TO DO:
A precise reproduction of every record below is needed, minus the pictures.

+ + + +

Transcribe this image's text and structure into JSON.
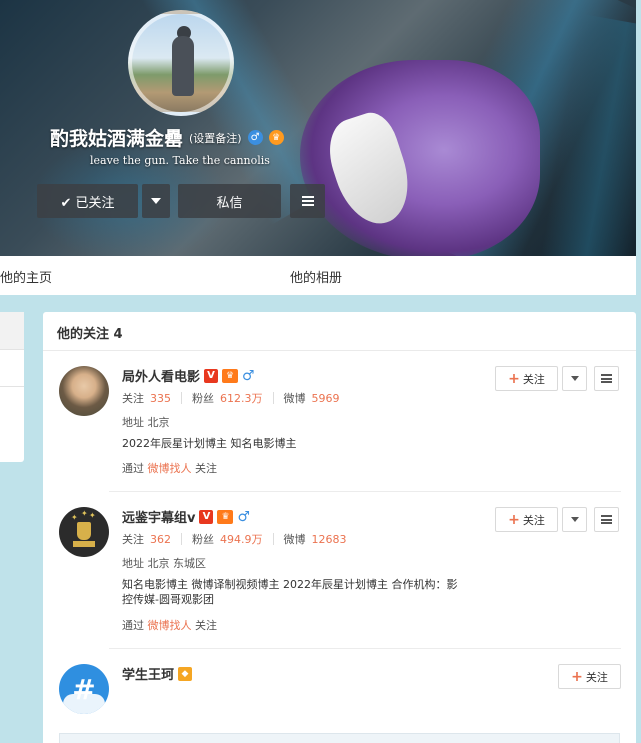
{
  "profile": {
    "name": "酌我姑酒满金罍",
    "remark": "(设置备注)",
    "bio": "leave the gun. Take the cannolis",
    "buttons": {
      "following": "✔ 已关注",
      "message": "私信"
    }
  },
  "nav": {
    "home": "他的主页",
    "album": "他的相册"
  },
  "follow_list": {
    "title": "他的关注 4",
    "items": [
      {
        "name": "局外人看电影",
        "following_label": "关注",
        "following": "335",
        "fans_label": "粉丝",
        "fans": "612.3万",
        "weibo_label": "微博",
        "weibo": "5969",
        "location": "地址 北京",
        "desc": "2022年辰星计划博主 知名电影博主",
        "via_prefix": "通过",
        "via_link": "微博找人",
        "via_suffix": "关注",
        "follow_btn": "关注"
      },
      {
        "name": "远鉴宇幕组v",
        "following_label": "关注",
        "following": "362",
        "fans_label": "粉丝",
        "fans": "494.9万",
        "weibo_label": "微博",
        "weibo": "12683",
        "location": "地址 北京 东城区",
        "desc": "知名电影博主 微博译制视频博主 2022年辰星计划博主 合作机构：影控传媒-圆哥观影团",
        "via_prefix": "通过",
        "via_link": "微博找人",
        "via_suffix": "关注",
        "follow_btn": "关注"
      },
      {
        "name": "学生王珂",
        "follow_btn": "关注"
      }
    ]
  },
  "colors": {
    "accent": "#eb7350",
    "page_bg": "#bfe2ea",
    "verified_red": "#e8381f",
    "male_blue": "#3b8fe0"
  }
}
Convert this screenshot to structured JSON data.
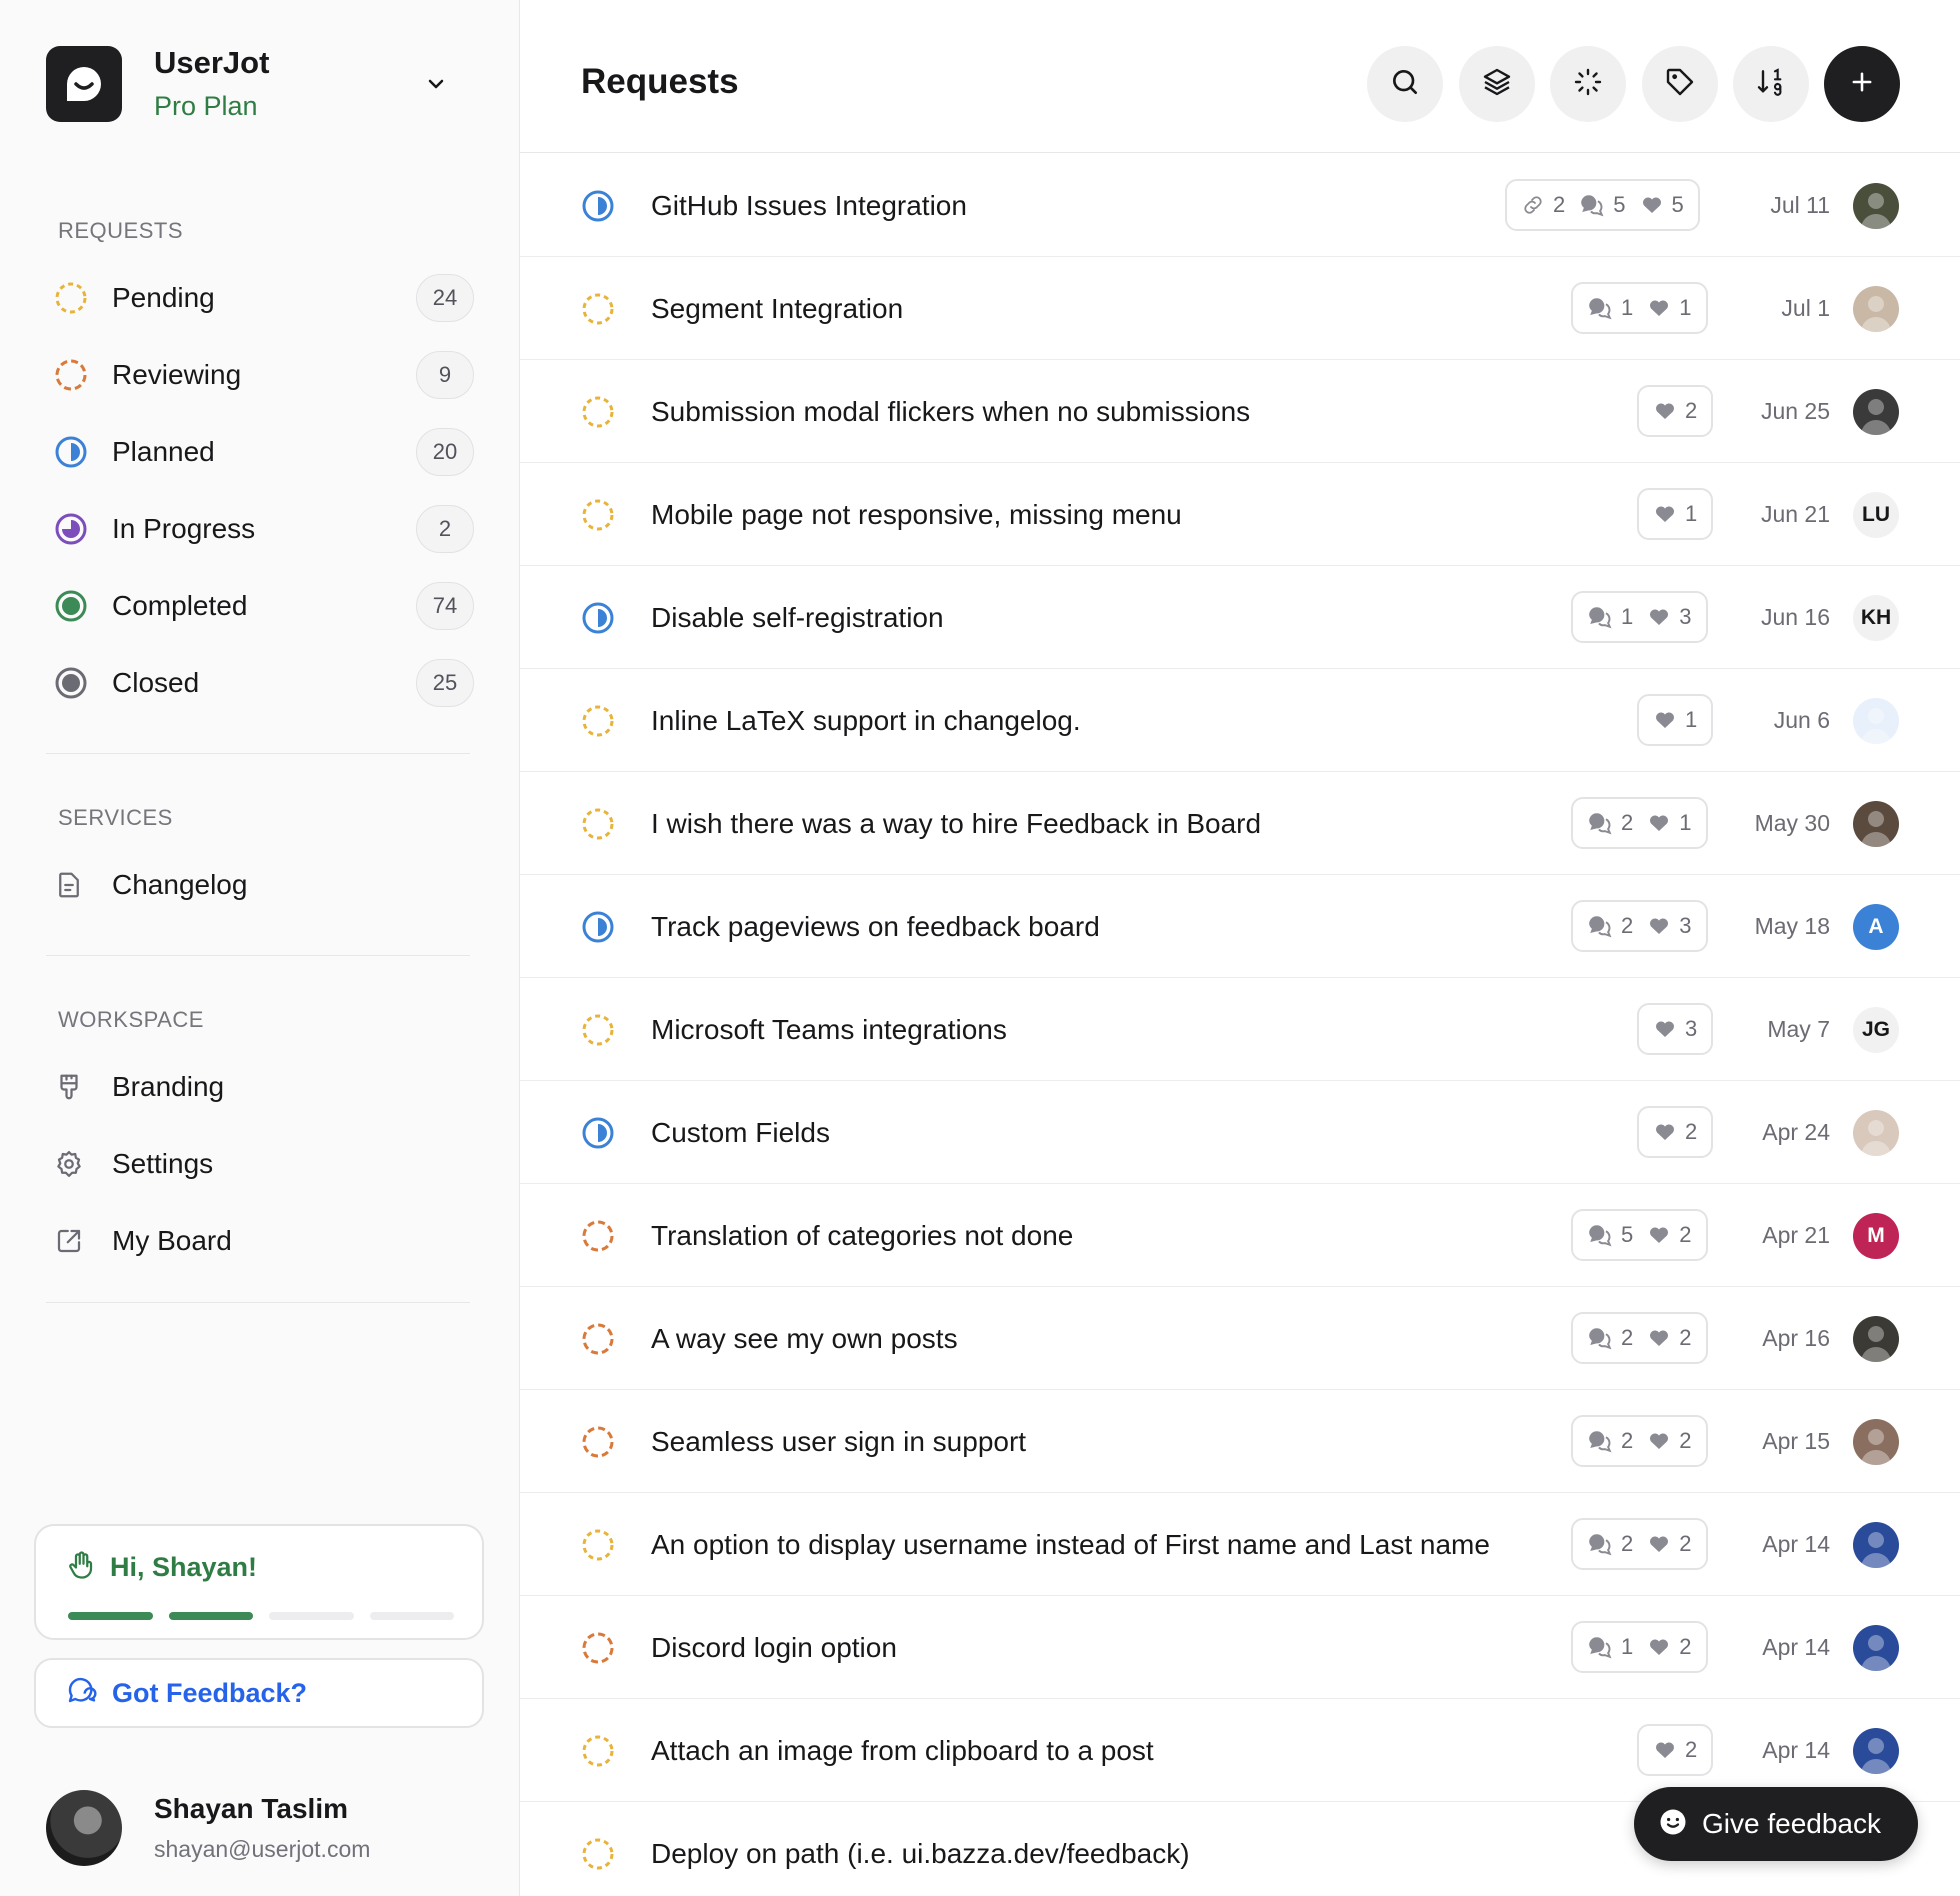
{
  "workspace": {
    "name": "UserJot",
    "plan": "Pro Plan"
  },
  "sections": {
    "requests": "REQUESTS",
    "services": "SERVICES",
    "workspace": "WORKSPACE"
  },
  "nav_statuses": [
    {
      "label": "Pending",
      "count": "24",
      "color": "#e8b339"
    },
    {
      "label": "Reviewing",
      "count": "9",
      "color": "#d97a3a"
    },
    {
      "label": "Planned",
      "count": "20",
      "color": "#3b82d6"
    },
    {
      "label": "In Progress",
      "count": "2",
      "color": "#7c4dbb"
    },
    {
      "label": "Completed",
      "count": "74",
      "color": "#3c8a55"
    },
    {
      "label": "Closed",
      "count": "25",
      "color": "#6b6b73"
    }
  ],
  "services": [
    {
      "label": "Changelog",
      "icon": "document-icon"
    }
  ],
  "workspace_items": [
    {
      "label": "Branding",
      "icon": "paintbrush-icon"
    },
    {
      "label": "Settings",
      "icon": "gear-icon"
    },
    {
      "label": "My Board",
      "icon": "external-link-icon"
    }
  ],
  "onboarding": {
    "greeting": "Hi, Shayan!",
    "steps_done": 2,
    "steps_total": 4
  },
  "feedback_card": {
    "label": "Got Feedback?"
  },
  "user": {
    "name": "Shayan Taslim",
    "email": "shayan@userjot.com"
  },
  "header": {
    "title": "Requests"
  },
  "requests": [
    {
      "title": "GitHub Issues Integration",
      "status": "planned",
      "links": "2",
      "comments": "5",
      "votes": "5",
      "date": "Jul 11",
      "avatar": "",
      "avatar_bg": "#4a4f3c"
    },
    {
      "title": "Segment Integration",
      "status": "pending",
      "links": "",
      "comments": "1",
      "votes": "1",
      "date": "Jul 1",
      "avatar": "",
      "avatar_bg": "#c9b8a6"
    },
    {
      "title": "Submission modal flickers when no submissions",
      "status": "pending",
      "links": "",
      "comments": "",
      "votes": "2",
      "date": "Jun 25",
      "avatar": "",
      "avatar_bg": "#3a3a3a"
    },
    {
      "title": "Mobile page not responsive, missing menu",
      "status": "pending",
      "links": "",
      "comments": "",
      "votes": "1",
      "date": "Jun 21",
      "avatar": "LU",
      "avatar_bg": "#f1f1f2"
    },
    {
      "title": "Disable self-registration",
      "status": "planned",
      "links": "",
      "comments": "1",
      "votes": "3",
      "date": "Jun 16",
      "avatar": "KH",
      "avatar_bg": "#f1f1f2"
    },
    {
      "title": "Inline LaTeX support in changelog.",
      "status": "pending",
      "links": "",
      "comments": "",
      "votes": "1",
      "date": "Jun 6",
      "avatar": "",
      "avatar_bg": "#e8f0fb"
    },
    {
      "title": "I wish there was a way to hire Feedback in Board",
      "status": "pending",
      "links": "",
      "comments": "2",
      "votes": "1",
      "date": "May 30",
      "avatar": "",
      "avatar_bg": "#5b4a3e"
    },
    {
      "title": "Track pageviews on feedback board",
      "status": "planned",
      "links": "",
      "comments": "2",
      "votes": "3",
      "date": "May 18",
      "avatar": "A",
      "avatar_bg": "#3b82d6"
    },
    {
      "title": "Microsoft Teams integrations",
      "status": "pending",
      "links": "",
      "comments": "",
      "votes": "3",
      "date": "May 7",
      "avatar": "JG",
      "avatar_bg": "#f1f1f2"
    },
    {
      "title": "Custom Fields",
      "status": "planned",
      "links": "",
      "comments": "",
      "votes": "2",
      "date": "Apr 24",
      "avatar": "",
      "avatar_bg": "#d9c8bc"
    },
    {
      "title": "Translation of categories not done",
      "status": "reviewing",
      "links": "",
      "comments": "5",
      "votes": "2",
      "date": "Apr 21",
      "avatar": "M",
      "avatar_bg": "#be2456"
    },
    {
      "title": "A way see my own posts",
      "status": "reviewing",
      "links": "",
      "comments": "2",
      "votes": "2",
      "date": "Apr 16",
      "avatar": "",
      "avatar_bg": "#3b3a34"
    },
    {
      "title": "Seamless user sign in support",
      "status": "reviewing",
      "links": "",
      "comments": "2",
      "votes": "2",
      "date": "Apr 15",
      "avatar": "",
      "avatar_bg": "#8a6f60"
    },
    {
      "title": "An option to display username instead of First name and Last name",
      "status": "pending",
      "links": "",
      "comments": "2",
      "votes": "2",
      "date": "Apr 14",
      "avatar": "",
      "avatar_bg": "#2a4a9a"
    },
    {
      "title": "Discord login option",
      "status": "reviewing",
      "links": "",
      "comments": "1",
      "votes": "2",
      "date": "Apr 14",
      "avatar": "",
      "avatar_bg": "#2a4a9a"
    },
    {
      "title": "Attach an image from clipboard to a post",
      "status": "pending",
      "links": "",
      "comments": "",
      "votes": "2",
      "date": "Apr 14",
      "avatar": "",
      "avatar_bg": "#2a4a9a"
    },
    {
      "title": "Deploy on path (i.e. ui.bazza.dev/feedback)",
      "status": "pending",
      "links": "",
      "comments": "",
      "votes": "",
      "date": "",
      "avatar": "",
      "avatar_bg": "#ffffff"
    }
  ],
  "give_feedback": {
    "label": "Give feedback"
  },
  "colors": {
    "pending": "#e8b339",
    "reviewing": "#d97a3a",
    "planned": "#3b82d6",
    "in_progress": "#7c4dbb",
    "completed": "#3c8a55",
    "closed": "#6b6b73"
  }
}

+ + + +

PROBLEM SOLUTION:
Transcribe this image's text and structure into JSON.
{
  "profile": {
    "name": "酌我姑酒满金罍",
    "remark": "(设置备注)",
    "bio": "leave the gun. Take the cannolis",
    "buttons": {
      "following": "✔ 已关注",
      "message": "私信"
    }
  },
  "nav": {
    "home": "他的主页",
    "album": "他的相册"
  },
  "follow_list": {
    "title": "他的关注 4",
    "items": [
      {
        "name": "局外人看电影",
        "following_label": "关注",
        "following": "335",
        "fans_label": "粉丝",
        "fans": "612.3万",
        "weibo_label": "微博",
        "weibo": "5969",
        "location": "地址 北京",
        "desc": "2022年辰星计划博主 知名电影博主",
        "via_prefix": "通过",
        "via_link": "微博找人",
        "via_suffix": "关注",
        "follow_btn": "关注"
      },
      {
        "name": "远鉴宇幕组v",
        "following_label": "关注",
        "following": "362",
        "fans_label": "粉丝",
        "fans": "494.9万",
        "weibo_label": "微博",
        "weibo": "12683",
        "location": "地址 北京 东城区",
        "desc": "知名电影博主 微博译制视频博主 2022年辰星计划博主 合作机构：影控传媒-圆哥观影团",
        "via_prefix": "通过",
        "via_link": "微博找人",
        "via_suffix": "关注",
        "follow_btn": "关注"
      },
      {
        "name": "学生王珂",
        "follow_btn": "关注"
      }
    ]
  },
  "colors": {
    "accent": "#eb7350",
    "page_bg": "#bfe2ea",
    "verified_red": "#e8381f",
    "male_blue": "#3b8fe0"
  }
}
Convert this screenshot to structured JSON data.
{
  "workspace": {
    "name": "UserJot",
    "plan": "Pro Plan"
  },
  "sections": {
    "requests": "REQUESTS",
    "services": "SERVICES",
    "workspace": "WORKSPACE"
  },
  "nav_statuses": [
    {
      "label": "Pending",
      "count": "24",
      "color": "#e8b339"
    },
    {
      "label": "Reviewing",
      "count": "9",
      "color": "#d97a3a"
    },
    {
      "label": "Planned",
      "count": "20",
      "color": "#3b82d6"
    },
    {
      "label": "In Progress",
      "count": "2",
      "color": "#7c4dbb"
    },
    {
      "label": "Completed",
      "count": "74",
      "color": "#3c8a55"
    },
    {
      "label": "Closed",
      "count": "25",
      "color": "#6b6b73"
    }
  ],
  "services": [
    {
      "label": "Changelog",
      "icon": "document-icon"
    }
  ],
  "workspace_items": [
    {
      "label": "Branding",
      "icon": "paintbrush-icon"
    },
    {
      "label": "Settings",
      "icon": "gear-icon"
    },
    {
      "label": "My Board",
      "icon": "external-link-icon"
    }
  ],
  "onboarding": {
    "greeting": "Hi, Shayan!",
    "steps_done": 2,
    "steps_total": 4
  },
  "feedback_card": {
    "label": "Got Feedback?"
  },
  "user": {
    "name": "Shayan Taslim",
    "email": "shayan@userjot.com"
  },
  "header": {
    "title": "Requests"
  },
  "requests": [
    {
      "title": "GitHub Issues Integration",
      "status": "planned",
      "links": "2",
      "comments": "5",
      "votes": "5",
      "date": "Jul 11",
      "avatar": "",
      "avatar_bg": "#4a4f3c"
    },
    {
      "title": "Segment Integration",
      "status": "pending",
      "links": "",
      "comments": "1",
      "votes": "1",
      "date": "Jul 1",
      "avatar": "",
      "avatar_bg": "#c9b8a6"
    },
    {
      "title": "Submission modal flickers when no submissions",
      "status": "pending",
      "links": "",
      "comments": "",
      "votes": "2",
      "date": "Jun 25",
      "avatar": "",
      "avatar_bg": "#3a3a3a"
    },
    {
      "title": "Mobile page not responsive, missing menu",
      "status": "pending",
      "links": "",
      "comments": "",
      "votes": "1",
      "date": "Jun 21",
      "avatar": "LU",
      "avatar_bg": "#f1f1f2"
    },
    {
      "title": "Disable self-registration",
      "status": "planned",
      "links": "",
      "comments": "1",
      "votes": "3",
      "date": "Jun 16",
      "avatar": "KH",
      "avatar_bg": "#f1f1f2"
    },
    {
      "title": "Inline LaTeX support in changelog.",
      "status": "pending",
      "links": "",
      "comments": "",
      "votes": "1",
      "date": "Jun 6",
      "avatar": "",
      "avatar_bg": "#e8f0fb"
    },
    {
      "title": "I wish there was a way to hire Feedback in Board",
      "status": "pending",
      "links": "",
      "comments": "2",
      "votes": "1",
      "date": "May 30",
      "avatar": "",
      "avatar_bg": "#5b4a3e"
    },
    {
      "title": "Track pageviews on feedback board",
      "status": "planned",
      "links": "",
      "comments": "2",
      "votes": "3",
      "date": "May 18",
      "avatar": "A",
      "avatar_bg": "#3b82d6"
    },
    {
      "title": "Microsoft Teams integrations",
      "status": "pending",
      "links": "",
      "comments": "",
      "votes": "3",
      "date": "May 7",
      "avatar": "JG",
      "avatar_bg": "#f1f1f2"
    },
    {
      "title": "Custom Fields",
      "status": "planned",
      "links": "",
      "comments": "",
      "votes": "2",
      "date": "Apr 24",
      "avatar": "",
      "avatar_bg": "#d9c8bc"
    },
    {
      "title": "Translation of categories not done",
      "status": "reviewing",
      "links": "",
      "comments": "5",
      "votes": "2",
      "date": "Apr 21",
      "avatar": "M",
      "avatar_bg": "#be2456"
    },
    {
      "title": "A way see my own posts",
      "status": "reviewing",
      "links": "",
      "comments": "2",
      "votes": "2",
      "date": "Apr 16",
      "avatar": "",
      "avatar_bg": "#3b3a34"
    },
    {
      "title": "Seamless user sign in support",
      "status": "reviewing",
      "links": "",
      "comments": "2",
      "votes": "2",
      "date": "Apr 15",
      "avatar": "",
      "avatar_bg": "#8a6f60"
    },
    {
      "title": "An option to display username instead of First name and Last name",
      "status": "pending",
      "links": "",
      "comments": "2",
      "votes": "2",
      "date": "Apr 14",
      "avatar": "",
      "avatar_bg": "#2a4a9a"
    },
    {
      "title": "Discord login option",
      "status": "reviewing",
      "links": "",
      "comments": "1",
      "votes": "2",
      "date": "Apr 14",
      "avatar": "",
      "avatar_bg": "#2a4a9a"
    },
    {
      "title": "Attach an image from clipboard to a post",
      "status": "pending",
      "links": "",
      "comments": "",
      "votes": "2",
      "date": "Apr 14",
      "avatar": "",
      "avatar_bg": "#2a4a9a"
    },
    {
      "title": "Deploy on path (i.e. ui.bazza.dev/feedback)",
      "status": "pending",
      "links": "",
      "comments": "",
      "votes": "",
      "date": "",
      "avatar": "",
      "avatar_bg": "#ffffff"
    }
  ],
  "give_feedback": {
    "label": "Give feedback"
  },
  "colors": {
    "pending": "#e8b339",
    "reviewing": "#d97a3a",
    "planned": "#3b82d6",
    "in_progress": "#7c4dbb",
    "completed": "#3c8a55",
    "closed": "#6b6b73"
  }
}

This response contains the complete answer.